Meanwhile, South Africa’s MTN, Sweden’s Pomegranate, and the Isle of Man’s Indigo Holdings have invested in the tech sector, which they consider particularly attractive because of high Internet penetration and mobile phone usage, limited competition from major digital platforms, and untapped potential spurred by years of isolation. These firms work in conjunction with—and serve as a counterbalance to—Iranian government influence. Notably, the company that owns Snapp, a ride-hailing mobile app, is funded by Irancell, a joint venture between the state-run Iran Electronics Industries and South African telecommunications company MTN.
Foreign companies have already shown a willingness to invest in Iran, despite the threat of U.S. reprisal. This willingness will likely continue, especially if the United States fails to distinguish between hostile actors and entities that contribute toward genuine private sector diversification. In the days before and after Trump’s decision to decertify the JCPOA, leaders highlighted the security and economic benefits of the deal, with the European External Action Service reiterating on October 16 that the EU remained “committed to the continued full and effective implementation of all parts of the JCPOA.”
Iran’s tech scene is growing, aided by a wealth of highly skilled innovators and new policies that foster genuine private-sector competition. But the uneven implementation of these policies, combined with uncertainty over access to foreign funding, has held Iran’s startup ecosystem back, especially in comparison to regional powerhouses such as the UAE and Qatar.

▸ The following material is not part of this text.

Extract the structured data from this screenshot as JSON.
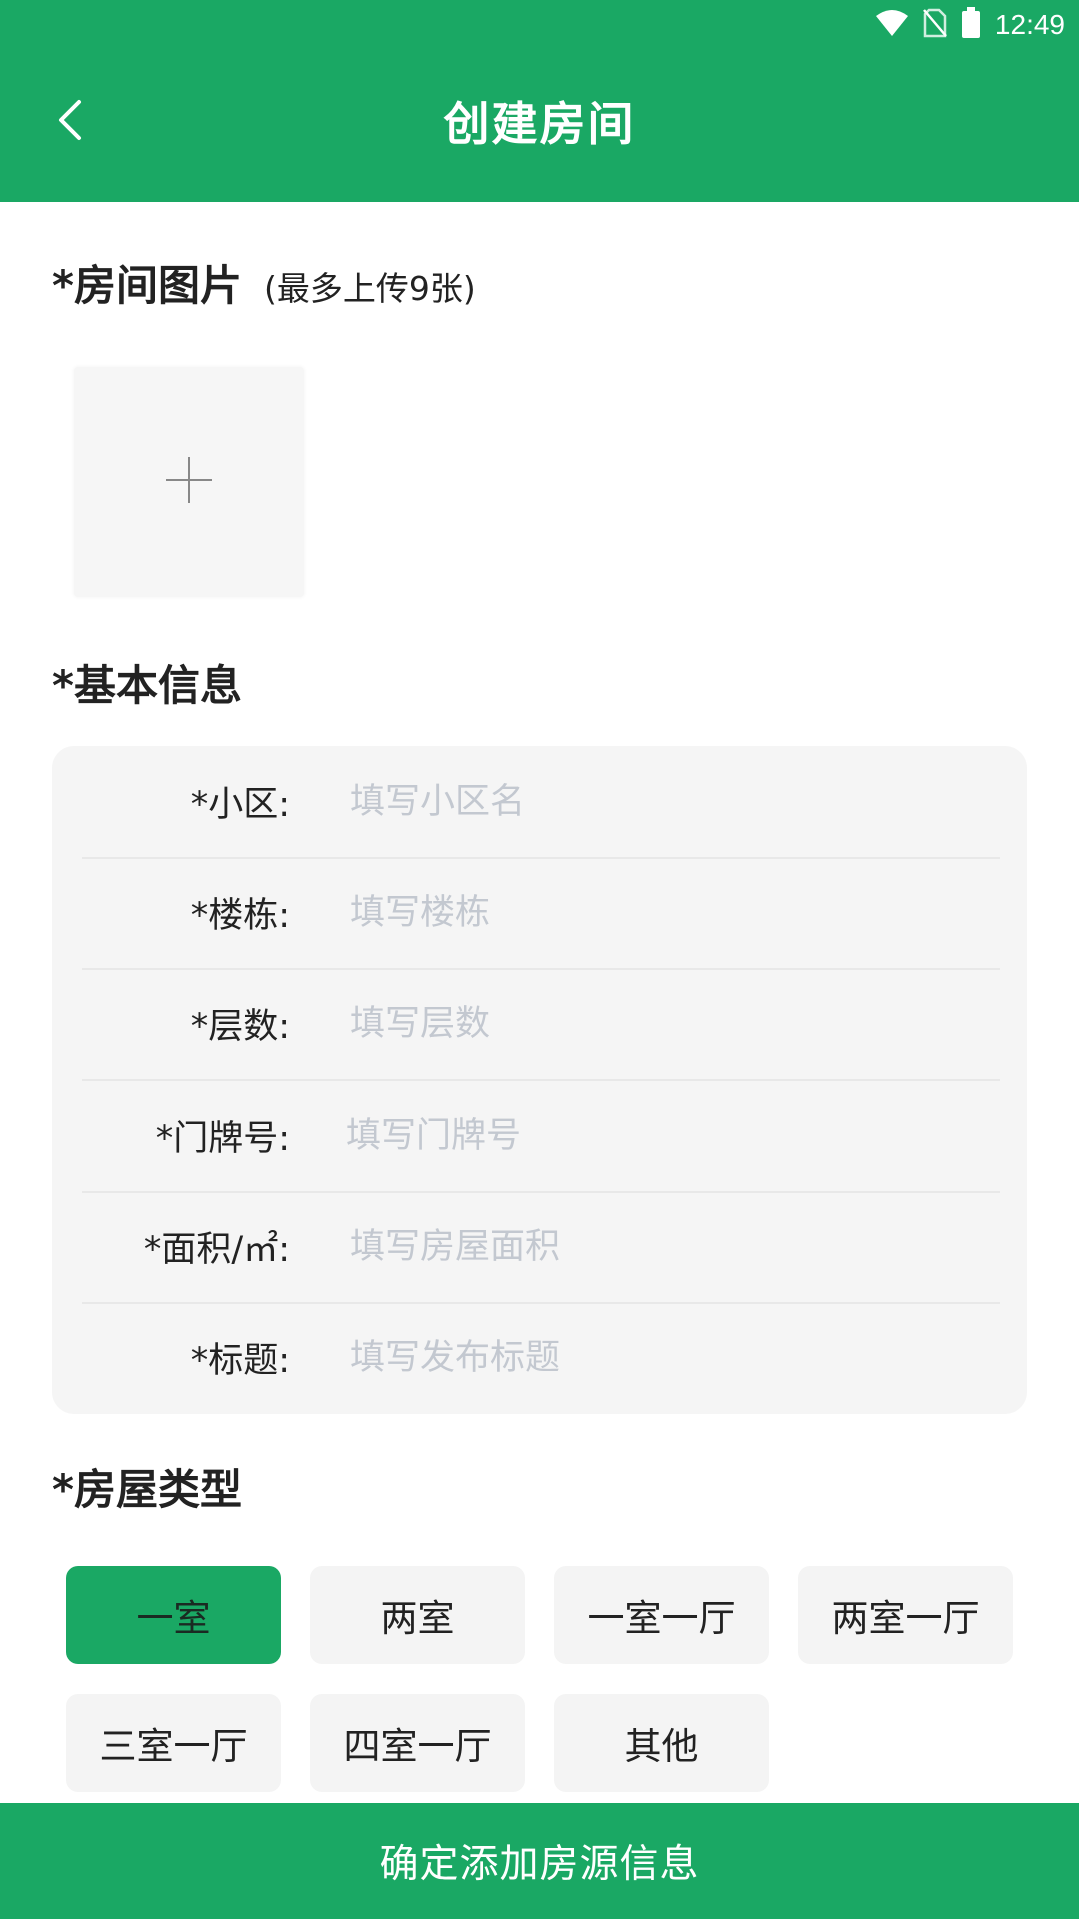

Continued economic reforms at home and rising confidence among investors abroad—a trend stalled by a reevaluation of the JCPOA in the United States—are what Iran needs to succeed as a regional powerhouse in tech innovation.